Bottom Line: Bifidobacterium spp. colonization was significantly higher in exclusively breast milk fed compared to partially breast milk (PBM) fed neonates in first (p = 0.03) and third (p = 0.03) week of life.Anaerobic bacteria colonization decreased from first through fourth week of life (p = 0.03).Delayed oral feeding and use of antibiotics may be responsible for paucity of bacterial species.

View Article: PubMed Central - PubMed

Affiliation: Department of Epidemiology, University of Nebraska Medical Center, College of Public Health, Omaha, NE, United States of America.

ABSTRACT

Background: Newborn gastrointestinal (GI) tract is considered sterile but rapidly acquires a diverse microbiota from its intimate environment. Early acquisition of a bacterial species in the upper GI tract may play a role in establishing the colonic microbiota. There is paucity of molecular data on the upper GI tract microbiota in preterm neonates.
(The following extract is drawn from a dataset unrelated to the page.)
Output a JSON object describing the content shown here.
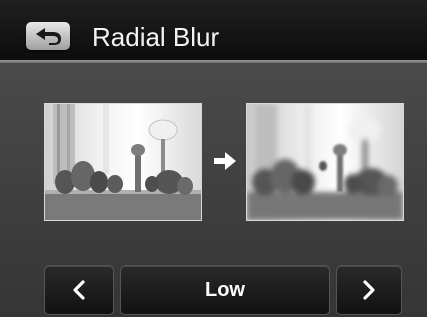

Methods: Gastric aspirates from 22 neonates with an average gestational age 27.7 weeks (±2.8), weighing 973.2 grams (±297.9) admitted to a neonatal intensive care unit were collected prospectively from weeks 1-4 of life. All samples were evaluated for microbiota using 16S rRNA-based Denaturing Gradient Gel Electrophoresis. Bacterial species colonization and its association with maternal and neonatal demographics, and neonatal clinical characteristics were analyzed.

Results: Bacteroides spp. was the predominant species in all four weeks. Bifidobacterium spp. colonization was significantly higher in exclusively breast milk fed compared to partially breast milk (PBM) fed neonates in first (p = 0.03) and third (p = 0.03) week of life. Anaerobic bacteria colonization decreased from first through fourth week of life (p = 0.03). Aerobic bacteria colonization was highly dynamic throughout the four week period. Premature rupture of membrane (p = 0.05) and birth outside of study hospital (p = 0.006) influenced the acquisition of bacteria in the first week of life. Birth weight was positively correlated with total number of bacterial species (p = 0.002) and anaerobes (p = 0.004) in PBM-fed neonates during the fourth week of life. H. pylori and Ureaplasma were not detected in any of our samples.

Conclusion: Gastric bacterial colonization in preterm neonates is unstable during early weeks of life. Delayed oral feeding and use of antibiotics may be responsible for paucity of bacterial species. Monitoring of the gastric microbiota and concurrent examination of stool microbiota may yield important information on the utility of gastric signature patterns for predicting colon microbiota that may drive GI and immune dysfunctions.

No MeSH data available.


Related in: MedlinePlus